East Carolina continues to show it’s one of the most complete teams in college baseball, going 5-0 last week with a four-game sweep of Cincinnati in its American Athletic Conference opening series.
The Pirates have been consistent winners under seventh-year coach Cliff Godwin. They came up just short of a College World Series appearance in 2016, had 44- and 47-win seasons in 2018-19 and were 13-4 when the pandemic shut down the season last year.
East Carolina is 22-5 going into this week’s series against Memphis, the program’s best start since 2009.
“We said from the beginning, we’re as good as any team we’ve ever had here on paper,” Godwin said Monday. “But as you know, paper doesn’t mean anything. Our guys, with a hiccup here and there, are showing up with great intent and energy and executing whatever our plan is for that day. If we continue to do that, I think we’ll be in good shape.”
East Carolina was ranked as high as No. 8 in the polls this week after five straight home wins. The week started with an 11-10 walk-off win over North Carolina — avenging an 8-1 loss in Chapel Hill on March 23 — and ended with four straight against Cincinnati.
The Pirates batted .352 in the five games, with five homers and nine doubles. Against Cincinnati, the bullpen combined for 15 shutout innings with 25 strikeouts, and the defense was strong throughout.
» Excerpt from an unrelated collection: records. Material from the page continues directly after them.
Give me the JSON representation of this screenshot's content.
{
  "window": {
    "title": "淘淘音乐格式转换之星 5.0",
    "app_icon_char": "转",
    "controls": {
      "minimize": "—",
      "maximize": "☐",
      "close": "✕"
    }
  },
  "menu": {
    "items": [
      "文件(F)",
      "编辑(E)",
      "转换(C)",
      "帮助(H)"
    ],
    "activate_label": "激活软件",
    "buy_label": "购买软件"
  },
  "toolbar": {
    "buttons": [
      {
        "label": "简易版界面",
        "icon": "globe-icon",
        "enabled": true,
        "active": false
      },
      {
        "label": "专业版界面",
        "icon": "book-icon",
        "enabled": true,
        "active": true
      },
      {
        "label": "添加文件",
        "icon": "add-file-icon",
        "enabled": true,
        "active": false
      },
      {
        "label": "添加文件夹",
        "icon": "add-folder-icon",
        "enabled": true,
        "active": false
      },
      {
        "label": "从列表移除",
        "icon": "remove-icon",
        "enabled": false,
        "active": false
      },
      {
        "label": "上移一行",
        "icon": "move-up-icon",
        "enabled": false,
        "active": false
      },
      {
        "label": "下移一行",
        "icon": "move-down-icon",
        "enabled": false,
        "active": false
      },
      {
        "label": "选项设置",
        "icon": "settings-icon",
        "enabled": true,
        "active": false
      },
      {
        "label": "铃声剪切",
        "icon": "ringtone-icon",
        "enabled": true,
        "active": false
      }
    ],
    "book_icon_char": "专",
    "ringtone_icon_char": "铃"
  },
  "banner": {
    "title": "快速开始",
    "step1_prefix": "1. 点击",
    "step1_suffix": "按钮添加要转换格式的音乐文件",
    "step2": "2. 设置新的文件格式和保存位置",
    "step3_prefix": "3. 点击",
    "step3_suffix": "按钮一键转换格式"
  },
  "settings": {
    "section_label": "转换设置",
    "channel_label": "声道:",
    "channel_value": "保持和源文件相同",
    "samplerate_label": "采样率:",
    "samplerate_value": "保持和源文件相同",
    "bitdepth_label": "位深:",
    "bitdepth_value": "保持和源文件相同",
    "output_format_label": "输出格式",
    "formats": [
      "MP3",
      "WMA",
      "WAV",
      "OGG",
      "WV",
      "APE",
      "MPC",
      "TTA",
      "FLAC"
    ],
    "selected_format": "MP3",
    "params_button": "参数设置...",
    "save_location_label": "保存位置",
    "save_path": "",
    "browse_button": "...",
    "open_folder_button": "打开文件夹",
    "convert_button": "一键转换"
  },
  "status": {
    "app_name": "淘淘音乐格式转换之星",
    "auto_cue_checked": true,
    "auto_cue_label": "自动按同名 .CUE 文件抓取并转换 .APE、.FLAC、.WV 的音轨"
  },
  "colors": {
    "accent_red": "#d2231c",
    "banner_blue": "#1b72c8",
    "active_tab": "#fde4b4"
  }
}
East Carolina has five everyday players batting at least .309, and the team average of .297 ranks in the top 20. Connor Norby is batting .438 with eight homers and 28 RBIs, and Seth Cadell has nine homers and 32 RBIs.
Freshman left-hander Carson Whisenhunt is 4-0 in six starts, Jake Kuchmaner has a better than 10-to-1 strikeout-to-walk ratio, freshman C.J. Mayhue is 2-1 with five saves and the staff is among the national leaders with 11.1 strikeouts per nine innings.
The lineup should get a boost this week with the return of right fielder Lane Hoover, an offensive catalyst who was injured in an outfield collision Feb. 27.
The Pirates were one hit away from winning their super regional at Texas Tech five years ago and reaching the College World Series for the first time. They have the nation’s longest drought of 30 NCAA regional appearances without making the CWS.
“We’re not going to be judged if we make it to Omaha or not,” Godwin said, “because no team here has gotten there. That’s where we all want to go, and we all want to compete for a national championship. If we develop the young men in our program to the best of our ability, us getting to the College World Series will take care of itself.”
IN THE POLLS
Vanderbilt (23-3) got two more dominant starts from Kumar Rocker and Jack Leiter in a three-game sweep of LSU and remained No. 1 in the D1Baseball.com and Collegiate Baseball newspaper rankings.
Arkansas (22-4) is No. 1 by Baseball America and No. 2 by D1Baseball and Collegiate Baseball.
Mississippi (21-6) is No. 3 by D1Baseball and Baseball America, and Texas (20-8) is No. 3 by Collegiate Baseball.
BAIER BLASTS AWAY
Sam Baier of Division II Augustana (South Dakota) hit seven home runs in a doubleheader against Bemidji (Minnesota) State on Friday.
The fifth-year senior from Springfield, Minnesota, in the opener became the 25th player in NCAA history to hit four homers in a game. He went deep three more times in the nightcap, and the Vikings finished the 21-0 and 24-0 wins with 15 homers.
Baier, the Vikings’ shortstop and cleanup hitter, went 11 for 15 with 10 runs, 16 RBIs and two doubles in addition to the seven homers in the three-game series. His season batting average went from .311 to .417, and he now has 18 homers in 206 career games.
K IS THE WAY FOR LONSWAY
Ohio State lefty Seth Lonsway struck out a career-high 17 and allowed two hits in a seven-inning 6-0 win over Indiana on Saturday. Buckeyes pitchers combined for 11 more strikeouts in a 5-2 win in the second game of the doubleheader. The Buckeyes posted a four-game sweep against the Hoosiers, who had entered the weekend leading the Big Ten.
Kansas State rebounded from a 17-1 loss in the opener to take two of three games from a top-five Texas Tech team.
Jordan Wicks, the sophomore lefty who came into the season as a projected first-round draft pick, had his second straight tough outing for the Wildcats. He worked out of trouble the first two innings, then gave up back-to-back homers in the third and left after five innings having allowed five runs.
The Wildcats came back to win 7-2 and 10-4, getting a combined 23 hits and walking 11 times.